In Kyrgyzstan, Nowruz is a public holiday that is celebrated with a lot of attention and festivities. Cities and villages organize big events for the occasion. These include concerts of traditional Komuz players, national dances, as well as nomad games. You’ll be able to see, for example, a game of traditional wrestling, or the famous Kok Boru (buzkachi), a horse game played with a sheep or goat.
During Nowruz, the Kyrgyz bake somolok, a wheat soup. Traditionally, it was baked for 24 hours before Nowruz in huge pots in the streets. Women of the village would relay each other to toil the soup. Some Kyrgyz also throw rocks in the soup to make wishes.
Kyrgyz tables are filled with all kinds of delicious traditional Kyrgyz dishes, including fried bread, borsok, plov or beshmark. Nowruz is also a time for contests, and Central Asian states like to cook huge portions of their traditional dishes and try to make it on the Guinness Book of Records.
Nowruz is a great time to plan your trip in Kyrgyzstan. It’s out of the touristic season and is a perfect moment to discover Kyrgyz culture and traditions. In Bishkek, Kyrgyzstan’s capital, Kok-Boru competitions are held in the main stadium. The main square Ala-Too comes alive with shows during most of the day.

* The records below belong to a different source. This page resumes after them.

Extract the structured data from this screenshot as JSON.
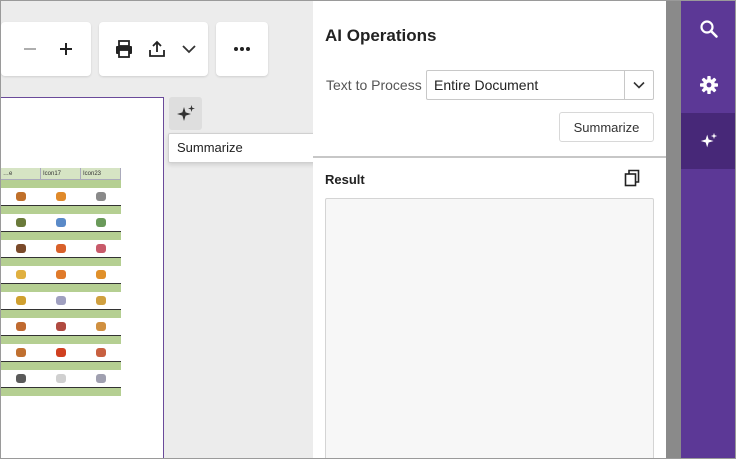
{
  "toolbar": {
    "zoom_out_icon": "minus-icon",
    "zoom_in_icon": "plus-icon",
    "print_icon": "printer-icon",
    "export_icon": "upload-icon",
    "export_dropdown_icon": "chevron-down-icon",
    "more_icon": "more-dots-icon"
  },
  "document": {
    "columns": [
      "…e",
      "Icon17",
      "Icon23"
    ],
    "row_count": 9
  },
  "ai_button": {
    "icon": "sparkle-icon"
  },
  "tooltip": {
    "text": "Summarize"
  },
  "panel": {
    "title": "AI Operations",
    "text_to_process_label": "Text to Process",
    "text_to_process_value": "Entire Document",
    "summarize_button": "Summarize",
    "result_label": "Result",
    "copy_icon": "copy-icon",
    "result_text": ""
  },
  "rail": {
    "items": [
      "search-icon",
      "gear-icon",
      "sparkle-icon"
    ],
    "active_index": 2
  },
  "colors": {
    "rail": "#5c3896",
    "rail_active": "#472878",
    "doc_border": "#6a4a9a",
    "table_header": "#d6e4c4",
    "table_separator": "#b5cf92"
  }
}
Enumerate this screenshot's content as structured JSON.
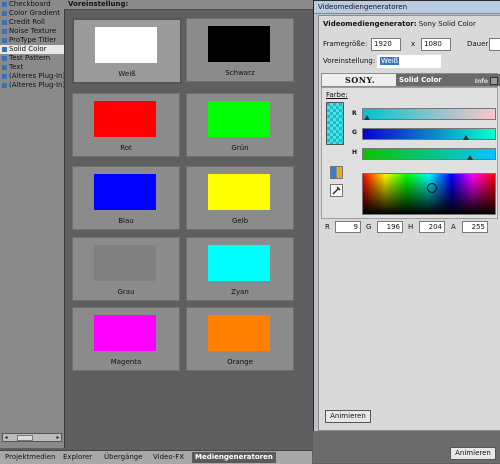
{
  "tree": {
    "items": [
      {
        "label": "Checkboard"
      },
      {
        "label": "Color Gradient"
      },
      {
        "label": "Credit Roll"
      },
      {
        "label": "Noise Texture"
      },
      {
        "label": "ProType Titler"
      },
      {
        "label": "Solid Color",
        "selected": true
      },
      {
        "label": "Test Pattern"
      },
      {
        "label": "Text"
      },
      {
        "label": "(Älteres Plug-In) T"
      },
      {
        "label": "(Älteres Plug-In) V"
      }
    ]
  },
  "presets": {
    "header": "Voreinstellung:",
    "tiles": [
      {
        "label": "Weiß",
        "color": "#ffffff",
        "selected": true
      },
      {
        "label": "Schwarz",
        "color": "#000000"
      },
      {
        "label": "Rot",
        "color": "#ff0000"
      },
      {
        "label": "Grün",
        "color": "#00ff00"
      },
      {
        "label": "Blau",
        "color": "#0000ff"
      },
      {
        "label": "Gelb",
        "color": "#ffff00"
      },
      {
        "label": "Grau",
        "color": "#808080"
      },
      {
        "label": "Zyan",
        "color": "#00ffff"
      },
      {
        "label": "Magenta",
        "color": "#ff00ff"
      },
      {
        "label": "Orange",
        "color": "#ff8000"
      }
    ]
  },
  "tabs": [
    {
      "label": "Projektmedien"
    },
    {
      "label": "Explorer"
    },
    {
      "label": "Übergänge"
    },
    {
      "label": "Video-FX"
    },
    {
      "label": "Mediengeneratoren",
      "active": true
    }
  ],
  "dialog": {
    "title": "Videomediengeneratoren",
    "generator_label": "Videomediengenerator:",
    "generator_value": "Sony Solid Color",
    "framesize_label": "Framegröße:",
    "width": "1920",
    "x": "x",
    "height": "1080",
    "duration_label": "Dauer:",
    "preset_label": "Voreinstellung:",
    "preset_value": "Weiß",
    "sony_logo": "SONY.",
    "plugin_title": "Solid Color",
    "info": "Info",
    "color_label": "Farbe:",
    "slider_labels": [
      "R",
      "G",
      "H"
    ],
    "r_label": "R",
    "r_value": "9",
    "g_label": "G",
    "g_value": "196",
    "h_label": "H",
    "h_value": "204",
    "a_label": "A",
    "a_value": "255",
    "animate_button": "Animieren"
  },
  "bottom": {
    "animate_button": "Animieren"
  }
}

In villages, you’ll be able to learn how to cook traditional Kyrgyz dishes with your hosts and celebrate Nowruz with a local family, to live the holiday at its fullest.